All of these figures far above the evolution of GDP show how efficient tax collection has been. And they signal the reduction of space for tax informality. Additionally, measures adopted in recent years have acted as a tourniquet, tightening informality. Crossing sales data with cards with those declared by retailers, electronic invoices and tax substitution for some product categories, are some of these measures.

Another source of pressure will come from the application of Law No. 11.638 of December 2007, which obliges companies with revenues greater than R $ 300 million or assets greater than R $ 200 million to have their balance sheets audited. The indirect pressure on tax informality resulting from this set of factors brings changes in business, many of which are already noticeable.

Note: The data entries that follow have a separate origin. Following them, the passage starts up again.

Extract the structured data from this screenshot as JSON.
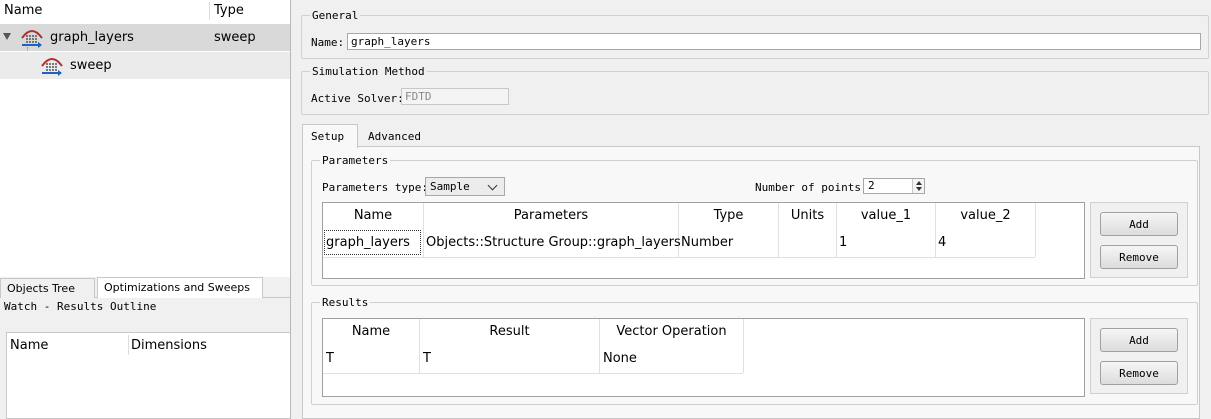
{
  "tree": {
    "columns": {
      "name": "Name",
      "type": "Type"
    },
    "items": [
      {
        "name": "graph_layers",
        "type": "sweep"
      },
      {
        "name": "sweep",
        "type": ""
      }
    ]
  },
  "bottom_tabs": [
    "Objects Tree",
    "Optimizations and Sweeps"
  ],
  "watch": {
    "title": "Watch - Results Outline",
    "columns": {
      "name": "Name",
      "dimensions": "Dimensions"
    }
  },
  "general": {
    "title": "General",
    "name_label": "Name:",
    "name_value": "graph_layers"
  },
  "simulation": {
    "title": "Simulation Method",
    "solver_label": "Active Solver:",
    "solver_value": "FDTD"
  },
  "tabs": [
    "Setup",
    "Advanced"
  ],
  "parameters": {
    "title": "Parameters",
    "type_label": "Parameters type:",
    "type_value": "Sample",
    "points_label": "Number of points:",
    "points_value": "2",
    "columns": [
      "Name",
      "Parameters",
      "Type",
      "Units",
      "value_1",
      "value_2"
    ],
    "rows": [
      {
        "name": "graph_layers",
        "parameters": "Objects::Structure Group::graph_layers",
        "type": "Number",
        "units": "",
        "value_1": "1",
        "value_2": "4"
      }
    ],
    "add_label": "Add",
    "remove_label": "Remove"
  },
  "results": {
    "title": "Results",
    "columns": [
      "Name",
      "Result",
      "Vector Operation"
    ],
    "rows": [
      {
        "name": "T",
        "result": "T",
        "vector_operation": "None"
      }
    ],
    "add_label": "Add",
    "remove_label": "Remove"
  },
  "colors": {
    "selection": "#d9d9d9",
    "panel": "#f0f0f0",
    "icon_red": "#b03030",
    "icon_blue": "#2060c0"
  }
}
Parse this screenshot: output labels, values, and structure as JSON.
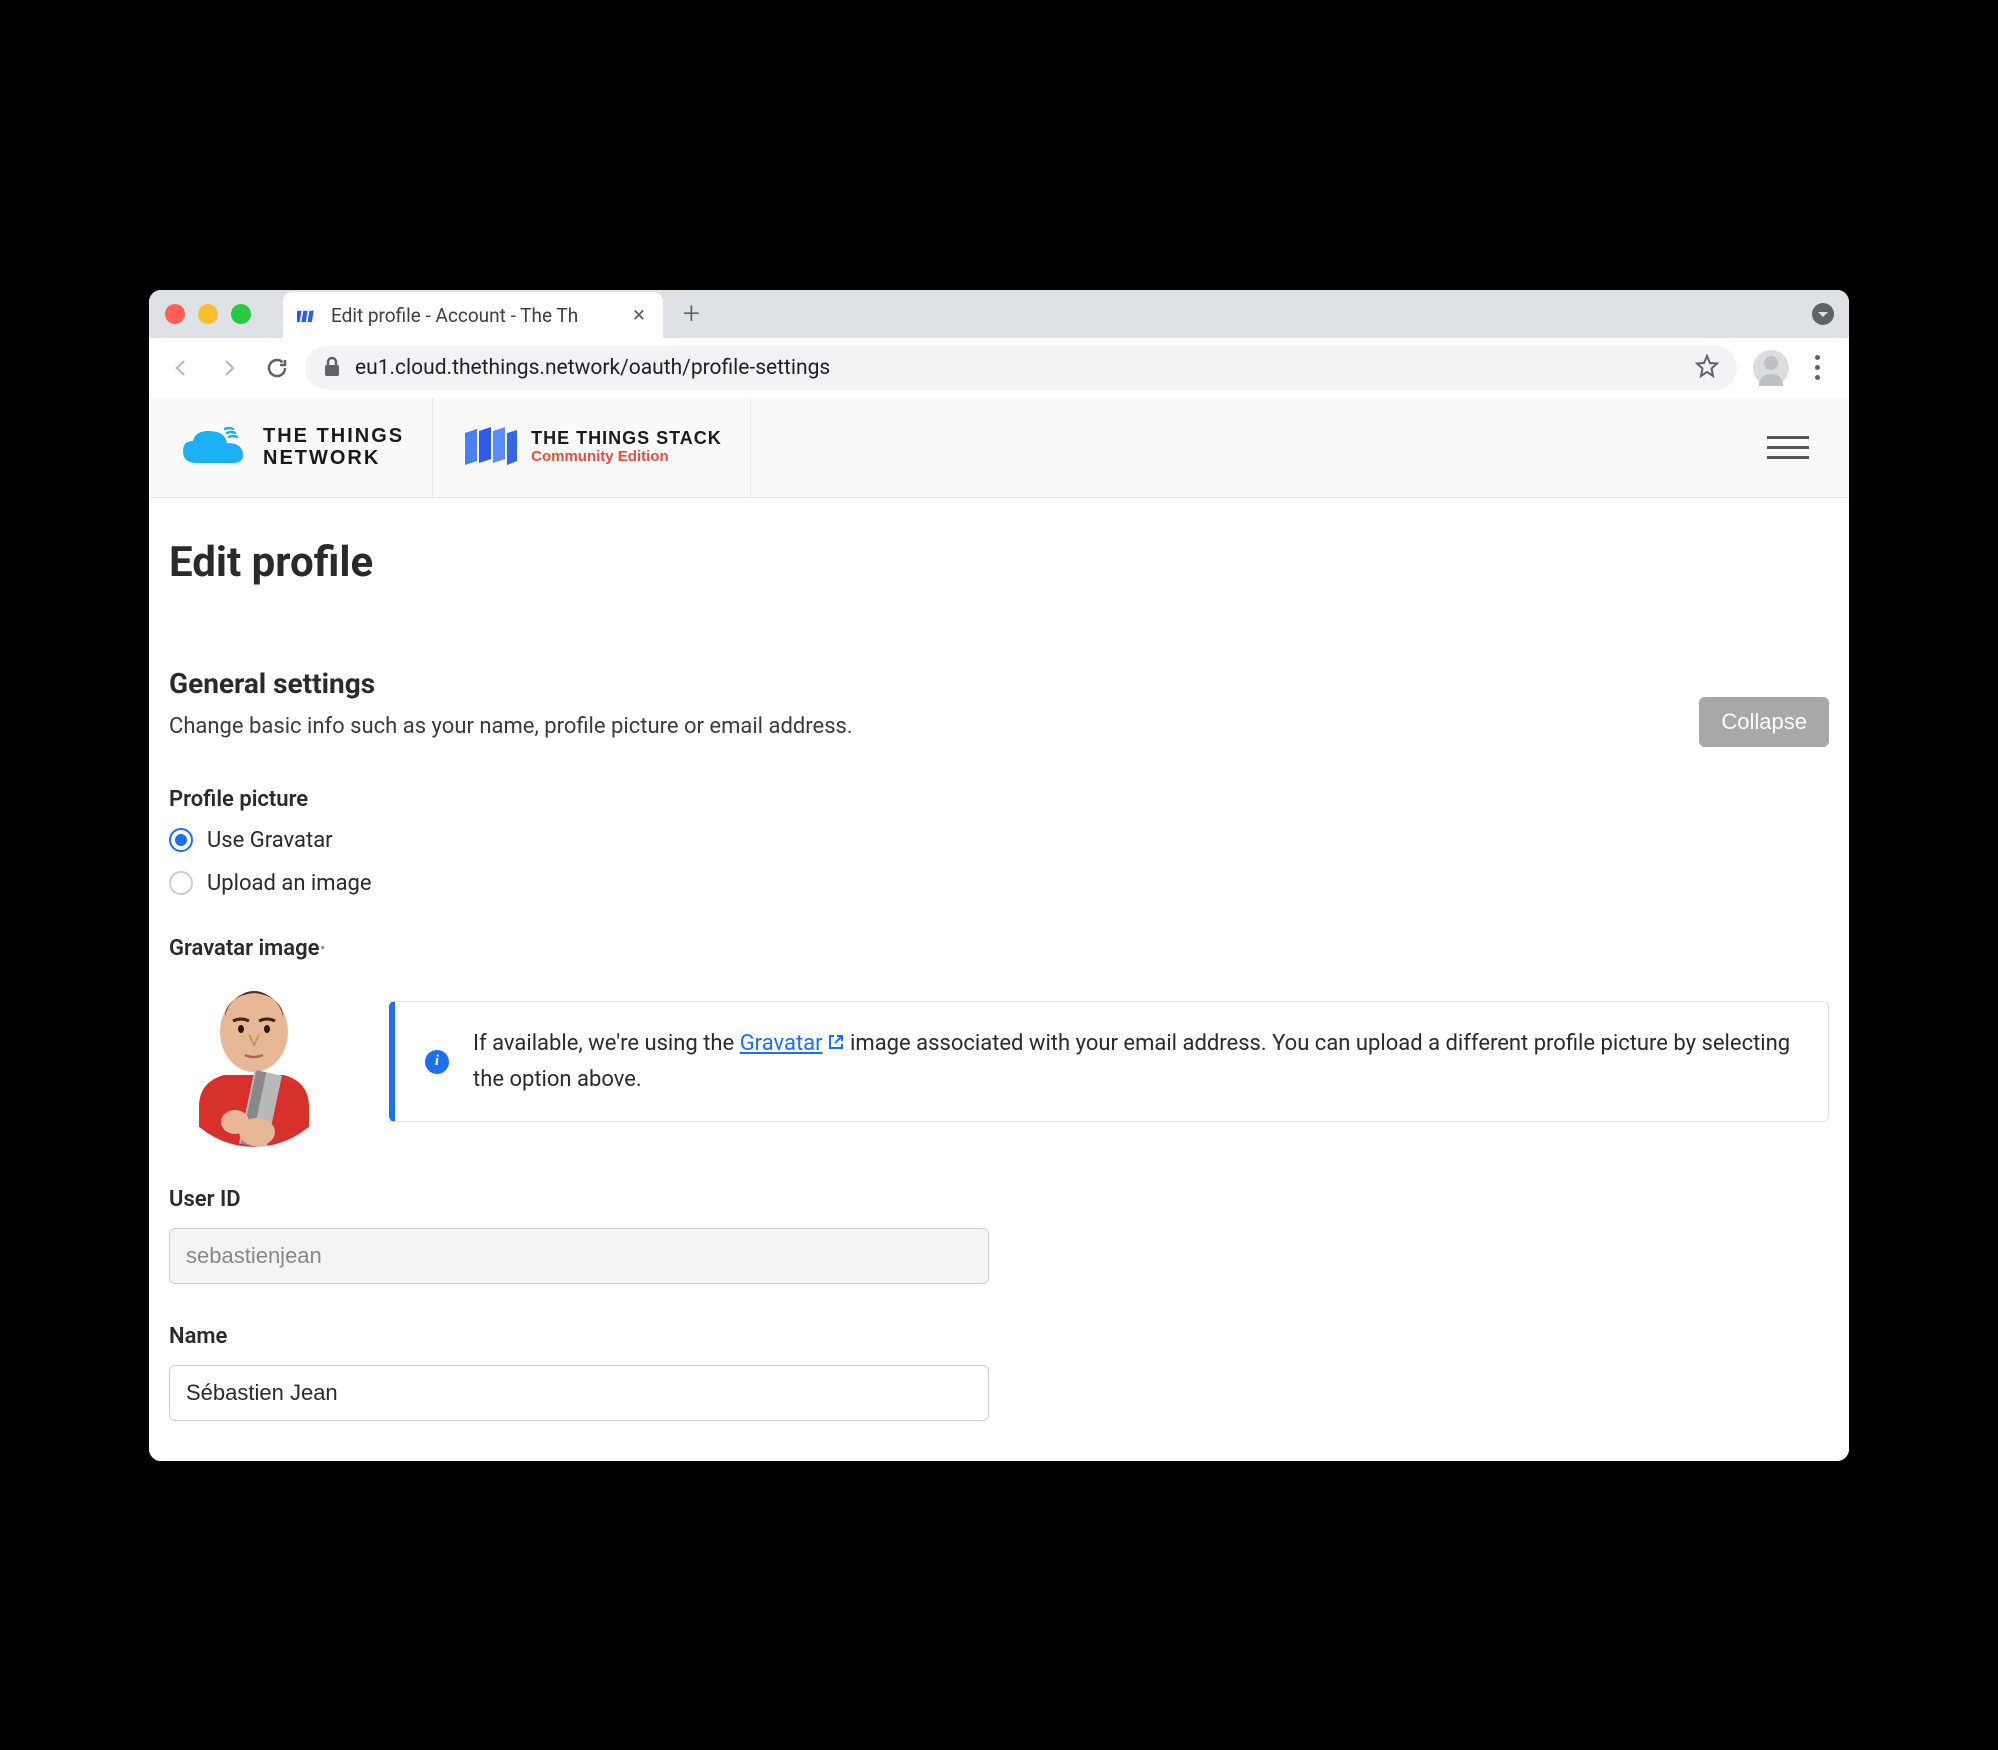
{
  "browser": {
    "tab_title": "Edit profile - Account - The Th",
    "url": "eu1.cloud.thethings.network/oauth/profile-settings"
  },
  "header": {
    "logo1_line1": "THE THINGS",
    "logo1_line2": "NETWORK",
    "logo2_main": "THE THINGS STACK",
    "logo2_sub": "Community Edition"
  },
  "page": {
    "title": "Edit profile",
    "section_title": "General settings",
    "section_desc": "Change basic info such as your name, profile picture or email address.",
    "collapse_label": "Collapse",
    "profile_picture_label": "Profile picture",
    "radio_gravatar": "Use Gravatar",
    "radio_upload": "Upload an image",
    "gravatar_image_label": "Gravatar image",
    "info_text_before": "If available, we're using the ",
    "info_link_text": "Gravatar",
    "info_text_after": " image associated with your email address. You can upload a different profile picture by selecting the option above.",
    "user_id_label": "User ID",
    "user_id_value": "sebastienjean",
    "name_label": "Name",
    "name_value": "Sébastien Jean"
  }
}
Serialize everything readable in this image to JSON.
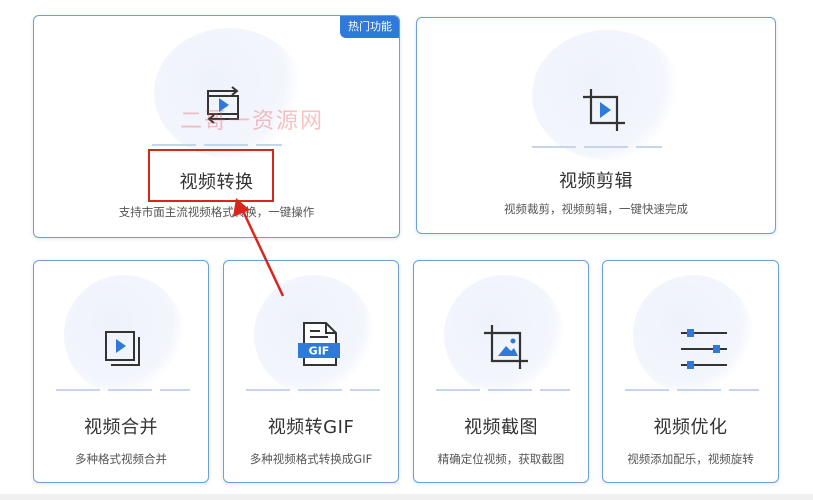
{
  "colors": {
    "accent": "#2f7ad8",
    "border": "#6f9fd8",
    "annotation": "#d9261c"
  },
  "hot_badge": "热门功能",
  "watermark": "二哥一资源网",
  "cards": {
    "video_convert": {
      "title": "视频转换",
      "desc": "支持市面主流视频格式转换，一键操作",
      "icon": "video-convert-icon"
    },
    "video_edit": {
      "title": "视频剪辑",
      "desc": "视频裁剪，视频剪辑，一键快速完成",
      "icon": "crop-icon"
    },
    "video_merge": {
      "title": "视频合并",
      "desc": "多种格式视频合并",
      "icon": "video-merge-icon"
    },
    "video_gif": {
      "title": "视频转GIF",
      "desc": "多种视频格式转换成GIF",
      "icon": "gif-file-icon",
      "icon_text": "GIF"
    },
    "video_screenshot": {
      "title": "视频截图",
      "desc": "精确定位视频，获取截图",
      "icon": "screenshot-crop-icon"
    },
    "video_optimize": {
      "title": "视频优化",
      "desc": "视频添加配乐，视频旋转",
      "icon": "sliders-icon"
    }
  }
}
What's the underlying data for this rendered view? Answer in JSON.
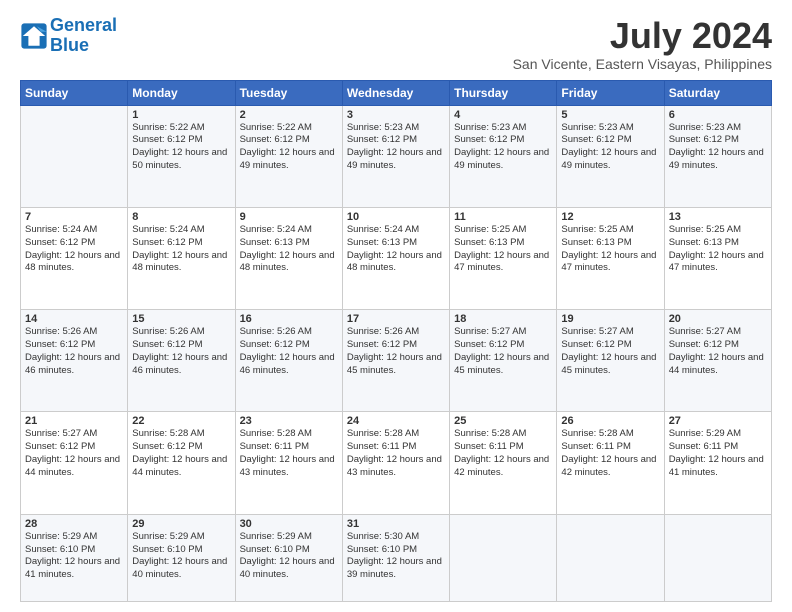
{
  "logo": {
    "line1": "General",
    "line2": "Blue"
  },
  "header": {
    "title": "July 2024",
    "subtitle": "San Vicente, Eastern Visayas, Philippines"
  },
  "days_of_week": [
    "Sunday",
    "Monday",
    "Tuesday",
    "Wednesday",
    "Thursday",
    "Friday",
    "Saturday"
  ],
  "weeks": [
    [
      {
        "day": "",
        "info": ""
      },
      {
        "day": "1",
        "info": "Sunrise: 5:22 AM\nSunset: 6:12 PM\nDaylight: 12 hours\nand 50 minutes."
      },
      {
        "day": "2",
        "info": "Sunrise: 5:22 AM\nSunset: 6:12 PM\nDaylight: 12 hours\nand 49 minutes."
      },
      {
        "day": "3",
        "info": "Sunrise: 5:23 AM\nSunset: 6:12 PM\nDaylight: 12 hours\nand 49 minutes."
      },
      {
        "day": "4",
        "info": "Sunrise: 5:23 AM\nSunset: 6:12 PM\nDaylight: 12 hours\nand 49 minutes."
      },
      {
        "day": "5",
        "info": "Sunrise: 5:23 AM\nSunset: 6:12 PM\nDaylight: 12 hours\nand 49 minutes."
      },
      {
        "day": "6",
        "info": "Sunrise: 5:23 AM\nSunset: 6:12 PM\nDaylight: 12 hours\nand 49 minutes."
      }
    ],
    [
      {
        "day": "7",
        "info": "Sunrise: 5:24 AM\nSunset: 6:12 PM\nDaylight: 12 hours\nand 48 minutes."
      },
      {
        "day": "8",
        "info": "Sunrise: 5:24 AM\nSunset: 6:12 PM\nDaylight: 12 hours\nand 48 minutes."
      },
      {
        "day": "9",
        "info": "Sunrise: 5:24 AM\nSunset: 6:13 PM\nDaylight: 12 hours\nand 48 minutes."
      },
      {
        "day": "10",
        "info": "Sunrise: 5:24 AM\nSunset: 6:13 PM\nDaylight: 12 hours\nand 48 minutes."
      },
      {
        "day": "11",
        "info": "Sunrise: 5:25 AM\nSunset: 6:13 PM\nDaylight: 12 hours\nand 47 minutes."
      },
      {
        "day": "12",
        "info": "Sunrise: 5:25 AM\nSunset: 6:13 PM\nDaylight: 12 hours\nand 47 minutes."
      },
      {
        "day": "13",
        "info": "Sunrise: 5:25 AM\nSunset: 6:13 PM\nDaylight: 12 hours\nand 47 minutes."
      }
    ],
    [
      {
        "day": "14",
        "info": "Sunrise: 5:26 AM\nSunset: 6:12 PM\nDaylight: 12 hours\nand 46 minutes."
      },
      {
        "day": "15",
        "info": "Sunrise: 5:26 AM\nSunset: 6:12 PM\nDaylight: 12 hours\nand 46 minutes."
      },
      {
        "day": "16",
        "info": "Sunrise: 5:26 AM\nSunset: 6:12 PM\nDaylight: 12 hours\nand 46 minutes."
      },
      {
        "day": "17",
        "info": "Sunrise: 5:26 AM\nSunset: 6:12 PM\nDaylight: 12 hours\nand 45 minutes."
      },
      {
        "day": "18",
        "info": "Sunrise: 5:27 AM\nSunset: 6:12 PM\nDaylight: 12 hours\nand 45 minutes."
      },
      {
        "day": "19",
        "info": "Sunrise: 5:27 AM\nSunset: 6:12 PM\nDaylight: 12 hours\nand 45 minutes."
      },
      {
        "day": "20",
        "info": "Sunrise: 5:27 AM\nSunset: 6:12 PM\nDaylight: 12 hours\nand 44 minutes."
      }
    ],
    [
      {
        "day": "21",
        "info": "Sunrise: 5:27 AM\nSunset: 6:12 PM\nDaylight: 12 hours\nand 44 minutes."
      },
      {
        "day": "22",
        "info": "Sunrise: 5:28 AM\nSunset: 6:12 PM\nDaylight: 12 hours\nand 44 minutes."
      },
      {
        "day": "23",
        "info": "Sunrise: 5:28 AM\nSunset: 6:11 PM\nDaylight: 12 hours\nand 43 minutes."
      },
      {
        "day": "24",
        "info": "Sunrise: 5:28 AM\nSunset: 6:11 PM\nDaylight: 12 hours\nand 43 minutes."
      },
      {
        "day": "25",
        "info": "Sunrise: 5:28 AM\nSunset: 6:11 PM\nDaylight: 12 hours\nand 42 minutes."
      },
      {
        "day": "26",
        "info": "Sunrise: 5:28 AM\nSunset: 6:11 PM\nDaylight: 12 hours\nand 42 minutes."
      },
      {
        "day": "27",
        "info": "Sunrise: 5:29 AM\nSunset: 6:11 PM\nDaylight: 12 hours\nand 41 minutes."
      }
    ],
    [
      {
        "day": "28",
        "info": "Sunrise: 5:29 AM\nSunset: 6:10 PM\nDaylight: 12 hours\nand 41 minutes."
      },
      {
        "day": "29",
        "info": "Sunrise: 5:29 AM\nSunset: 6:10 PM\nDaylight: 12 hours\nand 40 minutes."
      },
      {
        "day": "30",
        "info": "Sunrise: 5:29 AM\nSunset: 6:10 PM\nDaylight: 12 hours\nand 40 minutes."
      },
      {
        "day": "31",
        "info": "Sunrise: 5:30 AM\nSunset: 6:10 PM\nDaylight: 12 hours\nand 39 minutes."
      },
      {
        "day": "",
        "info": ""
      },
      {
        "day": "",
        "info": ""
      },
      {
        "day": "",
        "info": ""
      }
    ]
  ]
}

Formal organizations, especially in retail, have an improvement in their competitive condition, expanding their possibilities of increasing profitability and participation through greater balance in market prices. There is an acceleration of the market consolidation process due to the disincentive of shareholders with the reduction of the net profitability of businesses that adopted some form of non-conventional tax practice and that are pressured by the need to calculate and correctly collect taxes. There is an increase in investments in controls, processes, the search for efficiency and productivity, as well as an acceleration of the professionalization of management, in order to compensate for the lower profitability and business results that previously adopted some form of tax deviation.

In retail, smaller chains, which were only made possible by such “heterodox” practices, lose their attractiveness and encourage their controllers to join in the joint search for solutions to make the business viable and interesting, stimulating the formation of alliances in the form of exchanges independent or sponsored businesses. Pressure is increasing for suppliers or wholesalers who depended in part on the ability to compete from some of these independent chains or stores that were made possible by the adoption of these informal practices. In this case, your distribution spraying strategies are compromised.

The real level of informality in retail is impossible to measure accurately, but it has already been estimated at something close to 30%, a number that shows a declining trend. In the coming years, there will be an acceleration of this decline and an organizational and professional reconfiguration of the market. Not everyone will assist you in the position you occupy today.